### Action item
Precise copying is required. Return the data below in full.

------ Given information ------

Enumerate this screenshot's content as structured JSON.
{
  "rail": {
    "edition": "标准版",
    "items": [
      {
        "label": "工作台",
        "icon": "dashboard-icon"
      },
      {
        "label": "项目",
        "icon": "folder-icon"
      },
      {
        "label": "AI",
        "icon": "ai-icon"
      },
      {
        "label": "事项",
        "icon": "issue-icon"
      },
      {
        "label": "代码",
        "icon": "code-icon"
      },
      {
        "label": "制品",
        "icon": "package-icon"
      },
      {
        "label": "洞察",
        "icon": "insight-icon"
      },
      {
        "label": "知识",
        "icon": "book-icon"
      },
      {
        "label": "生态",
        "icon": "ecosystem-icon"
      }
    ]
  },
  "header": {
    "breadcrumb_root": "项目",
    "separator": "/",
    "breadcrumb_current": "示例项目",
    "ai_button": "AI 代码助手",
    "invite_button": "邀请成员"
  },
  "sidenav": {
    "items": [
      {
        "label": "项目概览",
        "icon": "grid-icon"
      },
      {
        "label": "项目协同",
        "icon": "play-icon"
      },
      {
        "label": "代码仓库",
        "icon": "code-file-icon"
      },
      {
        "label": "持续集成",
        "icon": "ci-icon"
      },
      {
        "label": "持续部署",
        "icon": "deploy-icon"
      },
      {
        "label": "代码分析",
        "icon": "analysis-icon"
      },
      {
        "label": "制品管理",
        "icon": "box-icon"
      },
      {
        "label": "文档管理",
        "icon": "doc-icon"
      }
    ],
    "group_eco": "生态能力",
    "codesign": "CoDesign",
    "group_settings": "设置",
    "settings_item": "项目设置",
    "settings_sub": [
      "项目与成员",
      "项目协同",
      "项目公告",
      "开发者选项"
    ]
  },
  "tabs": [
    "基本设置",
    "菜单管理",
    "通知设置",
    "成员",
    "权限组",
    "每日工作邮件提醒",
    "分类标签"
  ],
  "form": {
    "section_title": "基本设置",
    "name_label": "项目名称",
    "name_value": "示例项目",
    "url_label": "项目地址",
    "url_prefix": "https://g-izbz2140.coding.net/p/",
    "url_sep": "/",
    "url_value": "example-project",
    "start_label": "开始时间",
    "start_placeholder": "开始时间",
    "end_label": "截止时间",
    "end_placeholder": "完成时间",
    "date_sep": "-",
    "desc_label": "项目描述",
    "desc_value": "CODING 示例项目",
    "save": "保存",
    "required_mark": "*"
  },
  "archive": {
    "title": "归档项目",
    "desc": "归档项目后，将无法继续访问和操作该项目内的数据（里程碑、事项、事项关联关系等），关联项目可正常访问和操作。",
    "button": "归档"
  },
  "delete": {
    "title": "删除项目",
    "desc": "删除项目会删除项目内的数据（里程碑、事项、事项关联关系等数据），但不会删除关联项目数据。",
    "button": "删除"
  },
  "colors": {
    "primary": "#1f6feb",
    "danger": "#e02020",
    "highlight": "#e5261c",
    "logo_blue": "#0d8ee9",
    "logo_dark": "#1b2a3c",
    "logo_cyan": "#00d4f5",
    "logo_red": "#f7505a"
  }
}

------

### Result of this task
Enumerate this screenshot's content as structured JSON.
{
  "rail": {
    "edition": "标准版",
    "items": [
      {
        "label": "工作台",
        "icon": "dashboard-icon"
      },
      {
        "label": "项目",
        "icon": "folder-icon"
      },
      {
        "label": "AI",
        "icon": "ai-icon"
      },
      {
        "label": "事项",
        "icon": "issue-icon"
      },
      {
        "label": "代码",
        "icon": "code-icon"
      },
      {
        "label": "制品",
        "icon": "package-icon"
      },
      {
        "label": "洞察",
        "icon": "insight-icon"
      },
      {
        "label": "知识",
        "icon": "book-icon"
      },
      {
        "label": "生态",
        "icon": "ecosystem-icon"
      }
    ]
  },
  "header": {
    "breadcrumb_root": "项目",
    "separator": "/",
    "breadcrumb_current": "示例项目",
    "ai_button": "AI 代码助手",
    "invite_button": "邀请成员"
  },
  "sidenav": {
    "items": [
      {
        "label": "项目概览",
        "icon": "grid-icon"
      },
      {
        "label": "项目协同",
        "icon": "play-icon"
      },
      {
        "label": "代码仓库",
        "icon": "code-file-icon"
      },
      {
        "label": "持续集成",
        "icon": "ci-icon"
      },
      {
        "label": "持续部署",
        "icon": "deploy-icon"
      },
      {
        "label": "代码分析",
        "icon": "analysis-icon"
      },
      {
        "label": "制品管理",
        "icon": "box-icon"
      },
      {
        "label": "文档管理",
        "icon": "doc-icon"
      }
    ],
    "group_eco": "生态能力",
    "codesign": "CoDesign",
    "group_settings": "设置",
    "settings_item": "项目设置",
    "settings_sub": [
      "项目与成员",
      "项目协同",
      "项目公告",
      "开发者选项"
    ]
  },
  "tabs": [
    "基本设置",
    "菜单管理",
    "通知设置",
    "成员",
    "权限组",
    "每日工作邮件提醒",
    "分类标签"
  ],
  "form": {
    "section_title": "基本设置",
    "name_label": "项目名称",
    "name_value": "示例项目",
    "url_label": "项目地址",
    "url_prefix": "https://g-izbz2140.coding.net/p/",
    "url_sep": "/",
    "url_value": "example-project",
    "start_label": "开始时间",
    "start_placeholder": "开始时间",
    "end_label": "截止时间",
    "end_placeholder": "完成时间",
    "date_sep": "-",
    "desc_label": "项目描述",
    "desc_value": "CODING 示例项目",
    "save": "保存",
    "required_mark": "*"
  },
  "archive": {
    "title": "归档项目",
    "desc": "归档项目后，将无法继续访问和操作该项目内的数据（里程碑、事项、事项关联关系等），关联项目可正常访问和操作。",
    "button": "归档"
  },
  "delete": {
    "title": "删除项目",
    "desc": "删除项目会删除项目内的数据（里程碑、事项、事项关联关系等数据），但不会删除关联项目数据。",
    "button": "删除"
  },
  "colors": {
    "primary": "#1f6feb",
    "danger": "#e02020",
    "highlight": "#e5261c",
    "logo_blue": "#0d8ee9",
    "logo_dark": "#1b2a3c",
    "logo_cyan": "#00d4f5",
    "logo_red": "#f7505a"
  }
}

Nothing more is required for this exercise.